There was a time when broadband providers worried they would simply become a generic data pipe for these services, which prompted some to invest in in-house OTT services and content, but operators like Comcast are showcasing how an operator can leverage their suite of technologies and role as a centralized hub. As new services come online, like cloud gaming, operators (both pay TV and mobile) will increasingly find value as the aggregator, rather than a closed walled garden. Operators will, and should continue to, offer in-house services, but remain open to third party opportunities as well. Video is only one facet of the larger whole and when you factor in other applications and opportunities (e.g., smart home, network management) the value of the aggregator or centralized hub grows in kind –this is why fears of serving as the main nexus point for a user’s Internet use is no longer warranted, in fact it is quickly becoming increasingly valuable to do so.
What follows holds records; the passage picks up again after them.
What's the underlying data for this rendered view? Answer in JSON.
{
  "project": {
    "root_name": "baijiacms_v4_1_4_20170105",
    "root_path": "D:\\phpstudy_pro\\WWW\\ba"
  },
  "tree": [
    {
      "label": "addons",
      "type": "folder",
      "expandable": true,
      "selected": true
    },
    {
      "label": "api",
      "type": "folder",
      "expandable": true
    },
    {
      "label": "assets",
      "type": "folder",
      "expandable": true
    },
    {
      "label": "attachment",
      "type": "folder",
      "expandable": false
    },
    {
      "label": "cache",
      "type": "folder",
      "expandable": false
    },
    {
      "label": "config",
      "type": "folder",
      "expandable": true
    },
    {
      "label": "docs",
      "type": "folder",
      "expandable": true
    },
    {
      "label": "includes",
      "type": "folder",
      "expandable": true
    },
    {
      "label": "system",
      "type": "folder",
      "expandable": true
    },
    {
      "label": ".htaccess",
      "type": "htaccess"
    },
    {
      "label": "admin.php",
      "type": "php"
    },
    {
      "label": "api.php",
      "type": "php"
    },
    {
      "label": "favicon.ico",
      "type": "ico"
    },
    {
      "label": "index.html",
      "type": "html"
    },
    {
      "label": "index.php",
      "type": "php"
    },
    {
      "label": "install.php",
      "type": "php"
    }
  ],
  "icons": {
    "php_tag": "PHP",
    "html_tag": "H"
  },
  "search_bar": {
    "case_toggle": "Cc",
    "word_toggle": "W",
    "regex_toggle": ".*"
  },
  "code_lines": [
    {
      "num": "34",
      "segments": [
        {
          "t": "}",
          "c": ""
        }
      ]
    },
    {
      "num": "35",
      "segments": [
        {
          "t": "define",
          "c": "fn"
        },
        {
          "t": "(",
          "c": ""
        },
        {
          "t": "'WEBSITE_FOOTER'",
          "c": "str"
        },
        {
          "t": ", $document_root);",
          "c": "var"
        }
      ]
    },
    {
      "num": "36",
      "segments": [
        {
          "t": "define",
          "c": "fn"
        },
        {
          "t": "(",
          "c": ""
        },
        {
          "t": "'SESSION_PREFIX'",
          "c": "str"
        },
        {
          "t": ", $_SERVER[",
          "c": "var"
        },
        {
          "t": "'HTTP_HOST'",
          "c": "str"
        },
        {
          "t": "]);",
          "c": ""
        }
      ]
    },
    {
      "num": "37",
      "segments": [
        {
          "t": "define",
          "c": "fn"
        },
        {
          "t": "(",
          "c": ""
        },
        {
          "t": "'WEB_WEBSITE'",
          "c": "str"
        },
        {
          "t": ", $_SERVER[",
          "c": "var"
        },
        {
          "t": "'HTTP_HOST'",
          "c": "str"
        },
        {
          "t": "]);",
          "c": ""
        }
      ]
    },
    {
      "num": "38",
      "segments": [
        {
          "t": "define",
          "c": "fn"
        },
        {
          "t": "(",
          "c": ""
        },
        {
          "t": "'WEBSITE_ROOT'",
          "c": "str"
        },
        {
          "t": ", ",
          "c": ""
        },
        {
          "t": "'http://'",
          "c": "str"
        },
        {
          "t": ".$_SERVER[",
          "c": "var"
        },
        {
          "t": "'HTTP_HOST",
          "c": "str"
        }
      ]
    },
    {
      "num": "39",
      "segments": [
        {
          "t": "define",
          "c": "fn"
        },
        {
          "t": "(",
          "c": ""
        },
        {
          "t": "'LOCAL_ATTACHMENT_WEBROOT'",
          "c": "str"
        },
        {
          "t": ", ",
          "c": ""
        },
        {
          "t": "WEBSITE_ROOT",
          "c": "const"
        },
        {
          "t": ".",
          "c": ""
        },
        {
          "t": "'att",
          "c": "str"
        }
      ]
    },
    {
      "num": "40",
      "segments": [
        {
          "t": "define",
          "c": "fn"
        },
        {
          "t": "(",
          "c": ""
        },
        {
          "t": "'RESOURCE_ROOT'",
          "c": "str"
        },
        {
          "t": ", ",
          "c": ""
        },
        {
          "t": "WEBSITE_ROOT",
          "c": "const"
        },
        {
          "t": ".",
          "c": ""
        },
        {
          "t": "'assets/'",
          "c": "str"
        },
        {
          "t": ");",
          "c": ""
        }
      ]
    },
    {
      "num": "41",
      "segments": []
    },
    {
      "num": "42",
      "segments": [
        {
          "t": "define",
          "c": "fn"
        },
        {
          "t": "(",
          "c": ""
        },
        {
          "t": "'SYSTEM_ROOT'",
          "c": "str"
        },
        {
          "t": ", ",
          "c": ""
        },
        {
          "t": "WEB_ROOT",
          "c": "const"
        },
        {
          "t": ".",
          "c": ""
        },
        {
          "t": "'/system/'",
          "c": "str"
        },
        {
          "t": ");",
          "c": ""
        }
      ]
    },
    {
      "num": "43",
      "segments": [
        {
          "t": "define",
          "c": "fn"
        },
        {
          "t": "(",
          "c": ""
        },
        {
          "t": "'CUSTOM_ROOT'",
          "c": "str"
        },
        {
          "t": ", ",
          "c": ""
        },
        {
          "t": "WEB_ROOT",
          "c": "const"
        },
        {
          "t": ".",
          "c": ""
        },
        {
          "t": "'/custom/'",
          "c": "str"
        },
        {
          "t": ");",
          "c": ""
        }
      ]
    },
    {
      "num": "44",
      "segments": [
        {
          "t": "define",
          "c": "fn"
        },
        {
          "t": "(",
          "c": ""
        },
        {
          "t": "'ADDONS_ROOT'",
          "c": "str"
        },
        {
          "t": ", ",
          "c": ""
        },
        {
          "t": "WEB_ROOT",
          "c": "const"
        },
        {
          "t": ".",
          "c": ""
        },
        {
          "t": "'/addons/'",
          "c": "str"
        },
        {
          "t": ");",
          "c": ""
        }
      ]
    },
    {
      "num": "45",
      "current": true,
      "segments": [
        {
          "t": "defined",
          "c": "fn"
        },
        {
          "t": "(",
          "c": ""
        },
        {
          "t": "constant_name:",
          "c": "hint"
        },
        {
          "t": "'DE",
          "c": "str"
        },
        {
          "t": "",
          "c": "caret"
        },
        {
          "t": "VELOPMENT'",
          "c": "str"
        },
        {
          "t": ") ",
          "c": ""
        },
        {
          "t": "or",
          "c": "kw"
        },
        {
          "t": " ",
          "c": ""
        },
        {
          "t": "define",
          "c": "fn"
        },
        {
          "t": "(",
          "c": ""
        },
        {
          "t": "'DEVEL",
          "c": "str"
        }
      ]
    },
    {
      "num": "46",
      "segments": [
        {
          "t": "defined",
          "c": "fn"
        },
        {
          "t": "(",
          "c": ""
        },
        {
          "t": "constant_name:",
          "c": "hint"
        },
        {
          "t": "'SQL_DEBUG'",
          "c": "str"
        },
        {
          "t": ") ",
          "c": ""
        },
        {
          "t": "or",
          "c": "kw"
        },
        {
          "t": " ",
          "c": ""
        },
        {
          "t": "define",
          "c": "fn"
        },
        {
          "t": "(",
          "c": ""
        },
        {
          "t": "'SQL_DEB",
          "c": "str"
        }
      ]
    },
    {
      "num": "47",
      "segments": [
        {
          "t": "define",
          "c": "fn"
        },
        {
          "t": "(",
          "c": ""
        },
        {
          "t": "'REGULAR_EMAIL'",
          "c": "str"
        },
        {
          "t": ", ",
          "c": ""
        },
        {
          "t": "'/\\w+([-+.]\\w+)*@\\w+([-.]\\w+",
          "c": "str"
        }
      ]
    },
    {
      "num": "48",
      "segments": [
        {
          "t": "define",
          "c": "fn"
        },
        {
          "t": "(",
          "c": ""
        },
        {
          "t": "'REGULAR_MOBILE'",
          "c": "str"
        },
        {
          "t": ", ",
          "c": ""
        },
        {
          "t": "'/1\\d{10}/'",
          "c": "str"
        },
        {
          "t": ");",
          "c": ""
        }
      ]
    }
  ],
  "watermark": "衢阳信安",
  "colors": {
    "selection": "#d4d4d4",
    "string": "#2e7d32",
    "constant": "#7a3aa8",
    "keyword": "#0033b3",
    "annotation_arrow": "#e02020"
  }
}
The shift to Direct to Consumer (DTC) is a prime example in which services like Netflix can no longer differentiate on video content aggregation alone—some content like Disney, NBCU, Warner Media, etc. will simply no longer be available. In this case Netflix’s focus on original programming will help it weather the storm as new services launch but creates further fragmentation within the video space. The same is happening in other markets as well as more companies look for ways to forge more direct relationships with their end users. This is where the value as an aggregator becomes critical, not only to help with content recommendations but also to create a more complete user experience that can engender synergies between services and platforms that would otherwise face a number of challenges. For example, a family that likes to have a Friday movie night might search online for takeout, search for a movie, ask their virtual assistant to dim the lights, and then turn off their mobile devices. An operator on the other hand can recommend a list of movies across a range of services, suggest food delivery options (and possibly facilitate the ordering process), and then, when prompted, set the viewing environment (e.g., dimming or turning off the lights, putting a hold on Internet connectivity to mobile devices to avoid disruptions, etc.). In effect the service becomes a critical tool for the household to use through many touchpoints, not just as a channel for video, broadband, home security, etc. alone or in silos. Serving as the centralized aggregation point also produces a wealth of cross-platform user information that historically has been difficult to collect—privacy issues are certainly of paramount importance, but with adherence to consumer-friendly practices the operator can become a trusted arbiter of this information, especially when this data is used in ways that bring value to the user.   

Ultimately, these interactions should lead to more personalized user experiences. While it might not be at the level of each individual household member, some viewing characteristics can be gleaned by analyzing overall user behavior. While privacy issues put a damper on how extensively this data could be used, it still needs to impact how future services and features adapt to each user/household and, by doing so, create enough value to increase switching costs and extract additional consumer surplus.